My family has been remarkably Covid-careful over the past couple years, and when Omicron hit, we begrudgingly gave up our holiday travel plans, avoided any crowds, gave up our tickets to see the Matrix premiere in San Francisco, and cancelled my birthday party. But on the first day of the new year, we hung out with some relatives who later tested positive. Since then, we’ve re-entered the now familiar Pell family lockdown. We’re lucky. We have the time, resources, and broadband to keep our kids home from school for a few days. We have antigen tests in our cupboard and easy access to PCR tests, both free or pricey. But even in our fortunate situation combined with my daily lit review of the latest news, it’s been a confusing start to the year. We’re sort of making up our own extra cautious family rules for how to handle the exposure. During the week, I’ve probably shared five articles with my family (those who haven’t blocked me) with updates on changes from the CDC, our local health advisors, and our schools. I get it. Pandemics aren’t easy and these are confusing times. We’re all experiencing every stage of this nightmare for the first time. But it’s fair to say that the messaging from the top has been muddled. And political polarization has hamstrung what should have been our efforts to better prepare for variants.

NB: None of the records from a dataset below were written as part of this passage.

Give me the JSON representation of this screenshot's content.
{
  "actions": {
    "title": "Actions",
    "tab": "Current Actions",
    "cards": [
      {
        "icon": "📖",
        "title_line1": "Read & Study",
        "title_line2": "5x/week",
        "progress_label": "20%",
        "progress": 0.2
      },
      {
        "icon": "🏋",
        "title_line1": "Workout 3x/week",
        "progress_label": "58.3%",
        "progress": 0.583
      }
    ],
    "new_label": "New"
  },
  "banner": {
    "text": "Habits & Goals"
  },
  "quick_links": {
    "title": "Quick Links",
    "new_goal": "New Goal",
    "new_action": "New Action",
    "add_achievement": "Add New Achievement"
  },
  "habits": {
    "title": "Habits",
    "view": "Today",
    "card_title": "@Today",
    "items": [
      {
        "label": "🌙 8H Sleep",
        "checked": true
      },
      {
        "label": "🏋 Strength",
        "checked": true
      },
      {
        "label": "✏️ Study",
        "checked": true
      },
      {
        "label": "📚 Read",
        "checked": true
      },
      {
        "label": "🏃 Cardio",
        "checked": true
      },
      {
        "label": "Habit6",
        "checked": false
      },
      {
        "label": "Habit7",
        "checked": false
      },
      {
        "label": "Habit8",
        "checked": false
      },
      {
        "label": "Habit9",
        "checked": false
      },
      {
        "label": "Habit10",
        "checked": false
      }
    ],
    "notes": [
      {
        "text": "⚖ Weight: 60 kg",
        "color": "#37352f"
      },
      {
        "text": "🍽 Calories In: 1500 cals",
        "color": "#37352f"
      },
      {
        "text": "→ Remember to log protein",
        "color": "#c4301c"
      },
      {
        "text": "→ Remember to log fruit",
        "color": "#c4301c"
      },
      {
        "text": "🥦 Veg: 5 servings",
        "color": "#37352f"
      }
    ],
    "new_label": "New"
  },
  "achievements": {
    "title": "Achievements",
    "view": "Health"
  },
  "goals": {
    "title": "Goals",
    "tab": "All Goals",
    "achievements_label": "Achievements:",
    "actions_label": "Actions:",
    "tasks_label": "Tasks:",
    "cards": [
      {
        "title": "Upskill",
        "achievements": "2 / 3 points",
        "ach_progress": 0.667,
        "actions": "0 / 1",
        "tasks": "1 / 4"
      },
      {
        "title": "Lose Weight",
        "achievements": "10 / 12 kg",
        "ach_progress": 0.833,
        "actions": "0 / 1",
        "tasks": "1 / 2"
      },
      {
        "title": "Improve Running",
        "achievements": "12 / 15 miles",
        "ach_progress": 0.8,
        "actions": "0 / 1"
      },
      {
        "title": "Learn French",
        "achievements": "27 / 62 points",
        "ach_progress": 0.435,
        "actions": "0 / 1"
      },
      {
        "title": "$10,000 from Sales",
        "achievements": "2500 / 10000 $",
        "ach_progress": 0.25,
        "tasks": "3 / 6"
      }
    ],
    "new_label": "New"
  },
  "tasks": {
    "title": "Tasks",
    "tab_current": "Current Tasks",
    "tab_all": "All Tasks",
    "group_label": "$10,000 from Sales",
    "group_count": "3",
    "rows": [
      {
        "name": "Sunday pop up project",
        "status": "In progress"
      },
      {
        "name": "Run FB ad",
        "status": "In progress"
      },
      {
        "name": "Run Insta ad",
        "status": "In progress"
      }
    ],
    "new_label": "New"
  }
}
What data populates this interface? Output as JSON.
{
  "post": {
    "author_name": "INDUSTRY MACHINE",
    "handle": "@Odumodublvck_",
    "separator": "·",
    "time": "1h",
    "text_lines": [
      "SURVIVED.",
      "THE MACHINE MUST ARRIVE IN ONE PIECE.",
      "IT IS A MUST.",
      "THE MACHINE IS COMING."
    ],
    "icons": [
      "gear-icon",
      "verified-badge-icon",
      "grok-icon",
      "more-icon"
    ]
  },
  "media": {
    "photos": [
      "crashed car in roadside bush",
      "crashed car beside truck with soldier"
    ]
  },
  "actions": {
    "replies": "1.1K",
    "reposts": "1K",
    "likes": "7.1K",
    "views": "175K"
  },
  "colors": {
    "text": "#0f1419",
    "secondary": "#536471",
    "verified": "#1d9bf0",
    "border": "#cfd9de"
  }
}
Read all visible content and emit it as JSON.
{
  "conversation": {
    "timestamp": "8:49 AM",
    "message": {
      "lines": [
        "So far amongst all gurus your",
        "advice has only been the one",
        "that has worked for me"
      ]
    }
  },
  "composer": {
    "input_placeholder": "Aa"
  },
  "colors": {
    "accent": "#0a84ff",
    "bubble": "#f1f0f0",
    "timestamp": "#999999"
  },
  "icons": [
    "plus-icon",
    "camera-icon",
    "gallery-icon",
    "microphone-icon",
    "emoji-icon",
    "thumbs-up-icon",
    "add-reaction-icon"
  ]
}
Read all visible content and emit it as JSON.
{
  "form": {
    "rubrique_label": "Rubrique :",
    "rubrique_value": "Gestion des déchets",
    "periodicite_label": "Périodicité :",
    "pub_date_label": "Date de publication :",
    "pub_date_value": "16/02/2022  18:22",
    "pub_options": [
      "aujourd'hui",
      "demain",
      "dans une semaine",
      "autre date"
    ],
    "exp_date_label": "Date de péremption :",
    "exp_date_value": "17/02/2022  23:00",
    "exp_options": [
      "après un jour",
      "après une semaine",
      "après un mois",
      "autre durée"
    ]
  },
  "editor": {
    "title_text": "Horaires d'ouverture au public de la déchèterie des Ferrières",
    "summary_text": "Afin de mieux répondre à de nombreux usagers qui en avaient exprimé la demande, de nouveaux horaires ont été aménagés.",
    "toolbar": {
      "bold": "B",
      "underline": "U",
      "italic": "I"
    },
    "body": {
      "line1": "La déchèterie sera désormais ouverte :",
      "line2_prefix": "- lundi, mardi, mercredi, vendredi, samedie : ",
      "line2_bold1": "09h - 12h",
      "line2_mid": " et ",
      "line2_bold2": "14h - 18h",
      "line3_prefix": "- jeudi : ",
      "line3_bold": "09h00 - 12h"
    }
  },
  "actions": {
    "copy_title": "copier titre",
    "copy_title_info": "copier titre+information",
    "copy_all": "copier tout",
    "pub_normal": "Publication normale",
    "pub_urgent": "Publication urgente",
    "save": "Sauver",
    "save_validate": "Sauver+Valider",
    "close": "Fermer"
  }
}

Yes, Omicron is less deadly than Delta. But what if it weren’t? We’re two years into a pandemic that we still don’t seem ready for. Officially, I’m not sure my family was required to do anything after our exposure. For those who get Omicron, they can now return to school or work with a mask after five days. No negative test is required. But if they do take a test and it’s positive, they have to quarantine for five more days. Wait, what? Believe me, I wouldn’t want to have to message the pandemic under a constant barrage of attacks from lying news sources, disingenuous politicians, and misinformed freedom-lovin’ Americans who don’t have the common sense to accept the good fortune of effective vaccines. But it’s been two years. Maybe I’m a little extra ornery being stuck in my house with my kids for yet another quarantine. But we knew the variants were coming. We should have gamed this out and come up with clear messaging. The CDC says a test to get out of COVID isolation is not needed.

+ “Might the real reason be that rapid tests are hard to find and expensive here (while they are easily available and relatively cheap in other countries)? Is it possible that rapid tests are a good way to see who is infectious and who can return to public life — and their lack of sensitivity to minute amounts of virus is actually a good thing?” Zeynep Tufekci in the NYT (Gift Article): The C.D.C. Is Hoping You’ll Figure Covid Out on Your Own.

+ Chicago schools are closed while the union hammers out safety decisions, college kids are in quarantine or Zooming from home, and the world needs 22 billion more mRNA vaccine doses to ward off omicron threat. Here’s the latest from WaPo. (Gift Article)